Protesters plan to gather at a church and then march to an Immigration and Customs Enforcement office in downtown Newark. Cardinal Joseph Tobin of the Archdiocese of Newark will bless the protest and accompany the march.

"Images of immigrant children detained in cages, separated from family members, and living in unsanitary, unhealthy conditions have outraged the nation in recent weeks," wrote Eli McCarthy, director of justice and peace for the Catholic leadership organization Conference of Major Superiors of Men, in a letter publicizing the march.

"The faith community has decried this treatment of children not only as a violation of human dignity and rights, but also as contrary to religious teachings and the sacred call to care for all people, especially those who are most at risk such as children."

In addition to the ICE office, New Jersey has four immigrant detention centers, according to McCarthy, incarcerating as many as 2,500 people including parents who have been separated from their children at the southern border.

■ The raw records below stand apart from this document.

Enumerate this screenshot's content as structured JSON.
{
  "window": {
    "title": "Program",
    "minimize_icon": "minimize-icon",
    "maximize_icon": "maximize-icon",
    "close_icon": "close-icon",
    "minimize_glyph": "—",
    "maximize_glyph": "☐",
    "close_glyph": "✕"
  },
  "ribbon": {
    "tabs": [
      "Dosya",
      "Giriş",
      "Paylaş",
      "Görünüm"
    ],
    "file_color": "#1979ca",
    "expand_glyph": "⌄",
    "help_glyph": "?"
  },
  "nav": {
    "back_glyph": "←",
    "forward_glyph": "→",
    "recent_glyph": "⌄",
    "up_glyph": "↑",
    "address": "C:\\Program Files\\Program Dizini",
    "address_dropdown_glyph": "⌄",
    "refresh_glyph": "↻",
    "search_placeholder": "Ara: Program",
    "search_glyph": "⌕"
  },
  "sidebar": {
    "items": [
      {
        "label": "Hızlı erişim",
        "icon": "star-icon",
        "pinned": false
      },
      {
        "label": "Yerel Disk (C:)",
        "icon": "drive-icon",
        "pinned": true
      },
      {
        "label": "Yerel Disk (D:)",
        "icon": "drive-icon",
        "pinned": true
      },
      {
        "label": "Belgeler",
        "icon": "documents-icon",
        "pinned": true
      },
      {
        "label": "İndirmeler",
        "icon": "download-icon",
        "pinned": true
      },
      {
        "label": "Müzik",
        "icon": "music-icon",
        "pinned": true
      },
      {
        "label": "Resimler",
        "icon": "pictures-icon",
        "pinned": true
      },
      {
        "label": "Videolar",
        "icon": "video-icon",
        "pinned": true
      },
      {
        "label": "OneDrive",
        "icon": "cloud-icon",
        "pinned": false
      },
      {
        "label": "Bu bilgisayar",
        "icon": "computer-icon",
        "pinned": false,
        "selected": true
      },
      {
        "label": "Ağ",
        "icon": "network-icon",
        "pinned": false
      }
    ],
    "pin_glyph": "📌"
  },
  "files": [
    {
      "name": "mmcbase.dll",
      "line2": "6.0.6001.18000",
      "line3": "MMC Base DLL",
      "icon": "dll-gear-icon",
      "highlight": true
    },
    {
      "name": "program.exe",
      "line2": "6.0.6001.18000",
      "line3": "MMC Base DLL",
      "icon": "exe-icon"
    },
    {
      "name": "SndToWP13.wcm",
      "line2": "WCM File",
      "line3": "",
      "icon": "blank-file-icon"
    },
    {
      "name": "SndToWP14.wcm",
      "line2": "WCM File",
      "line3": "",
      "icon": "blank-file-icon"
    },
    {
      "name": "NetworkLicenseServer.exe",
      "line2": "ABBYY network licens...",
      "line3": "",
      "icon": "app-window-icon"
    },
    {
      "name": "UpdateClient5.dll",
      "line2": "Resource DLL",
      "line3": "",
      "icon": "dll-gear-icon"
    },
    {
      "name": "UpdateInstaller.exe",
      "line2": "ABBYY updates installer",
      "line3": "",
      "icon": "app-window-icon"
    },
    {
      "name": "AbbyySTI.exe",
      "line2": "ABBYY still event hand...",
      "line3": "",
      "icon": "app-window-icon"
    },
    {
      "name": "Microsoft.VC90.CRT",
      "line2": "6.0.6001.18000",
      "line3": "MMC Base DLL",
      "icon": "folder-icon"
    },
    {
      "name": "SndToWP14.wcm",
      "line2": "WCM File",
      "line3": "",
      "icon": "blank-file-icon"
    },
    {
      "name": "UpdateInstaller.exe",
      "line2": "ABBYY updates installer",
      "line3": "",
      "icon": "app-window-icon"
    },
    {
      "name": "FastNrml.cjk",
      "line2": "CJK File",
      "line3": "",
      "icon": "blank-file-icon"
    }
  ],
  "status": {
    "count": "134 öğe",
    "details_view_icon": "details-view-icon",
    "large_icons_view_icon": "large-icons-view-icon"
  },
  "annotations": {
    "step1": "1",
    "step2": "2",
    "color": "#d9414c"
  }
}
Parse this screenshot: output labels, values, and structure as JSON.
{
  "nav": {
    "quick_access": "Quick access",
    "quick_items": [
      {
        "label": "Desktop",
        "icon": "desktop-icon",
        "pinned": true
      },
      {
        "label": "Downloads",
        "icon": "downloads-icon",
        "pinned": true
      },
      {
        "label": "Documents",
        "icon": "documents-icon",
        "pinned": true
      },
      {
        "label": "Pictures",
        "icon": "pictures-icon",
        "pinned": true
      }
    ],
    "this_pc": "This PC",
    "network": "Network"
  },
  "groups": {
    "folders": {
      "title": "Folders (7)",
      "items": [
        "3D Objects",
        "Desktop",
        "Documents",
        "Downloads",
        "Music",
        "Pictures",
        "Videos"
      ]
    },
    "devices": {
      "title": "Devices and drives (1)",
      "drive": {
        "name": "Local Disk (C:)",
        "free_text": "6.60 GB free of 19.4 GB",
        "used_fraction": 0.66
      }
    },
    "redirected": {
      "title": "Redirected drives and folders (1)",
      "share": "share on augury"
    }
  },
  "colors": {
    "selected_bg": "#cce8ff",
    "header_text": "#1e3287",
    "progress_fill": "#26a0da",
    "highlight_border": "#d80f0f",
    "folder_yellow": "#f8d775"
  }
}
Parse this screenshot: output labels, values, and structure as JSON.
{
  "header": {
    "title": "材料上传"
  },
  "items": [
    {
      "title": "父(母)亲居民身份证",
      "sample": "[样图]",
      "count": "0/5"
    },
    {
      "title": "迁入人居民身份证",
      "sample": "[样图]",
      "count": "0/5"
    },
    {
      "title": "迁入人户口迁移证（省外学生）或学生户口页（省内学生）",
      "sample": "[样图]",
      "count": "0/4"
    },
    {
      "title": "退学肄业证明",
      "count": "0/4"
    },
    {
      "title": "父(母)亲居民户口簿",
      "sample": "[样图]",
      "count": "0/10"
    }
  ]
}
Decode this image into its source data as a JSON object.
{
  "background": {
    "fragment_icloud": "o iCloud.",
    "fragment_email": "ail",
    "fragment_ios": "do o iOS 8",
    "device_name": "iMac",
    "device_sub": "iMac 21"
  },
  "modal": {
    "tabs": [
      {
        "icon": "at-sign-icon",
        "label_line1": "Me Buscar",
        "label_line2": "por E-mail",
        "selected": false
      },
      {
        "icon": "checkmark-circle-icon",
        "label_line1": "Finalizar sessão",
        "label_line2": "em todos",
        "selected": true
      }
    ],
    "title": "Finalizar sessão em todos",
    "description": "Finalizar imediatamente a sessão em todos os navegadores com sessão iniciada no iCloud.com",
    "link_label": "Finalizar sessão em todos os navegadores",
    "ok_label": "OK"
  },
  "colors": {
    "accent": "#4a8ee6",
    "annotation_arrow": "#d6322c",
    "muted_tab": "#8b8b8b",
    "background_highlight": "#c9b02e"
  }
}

ICE officer
A U.S. Immigration and Customs Enforcement special agent prepares to arrest alleged immigration violators in Salem, Ohio. Smith Collection/Gado/Getty

According to, Catholic leaders, clergy members and advocates will speak at the march, as well as family members who have been detained and separated. The event's page also says there will be an opportunity for nonviolent civil disobedience given the significance of the protest.

The march is being organized by both national organizations and local ones based in New York and New Jersey looking to build on the momentum of a late July protest in Washington D.C., where 70 protesters were arrested after storming a Senate office building.

The Franciscan Action Network describes that protest as the first phase of what they describe as "a nonviolent campaign to end the traumatizing abuse of immigrant children and their families by the U.S. government.

"We're hoping that we begin to create a wave across the country of similar expression of what we would call prophetic opposition to what is happening and to really try to change the course of where we are going as as a country in terms of our treatment of migrants and refugees," Joseph Fleming, director of Catholic organizing for Faith in Action, told

The second phase of the movement is the upcoming action in Newark. The Franciscan Action Network writes on its website that a third direct action, taking place on the border, is expected to happen in early October, with smaller weekly protests in the intervening time.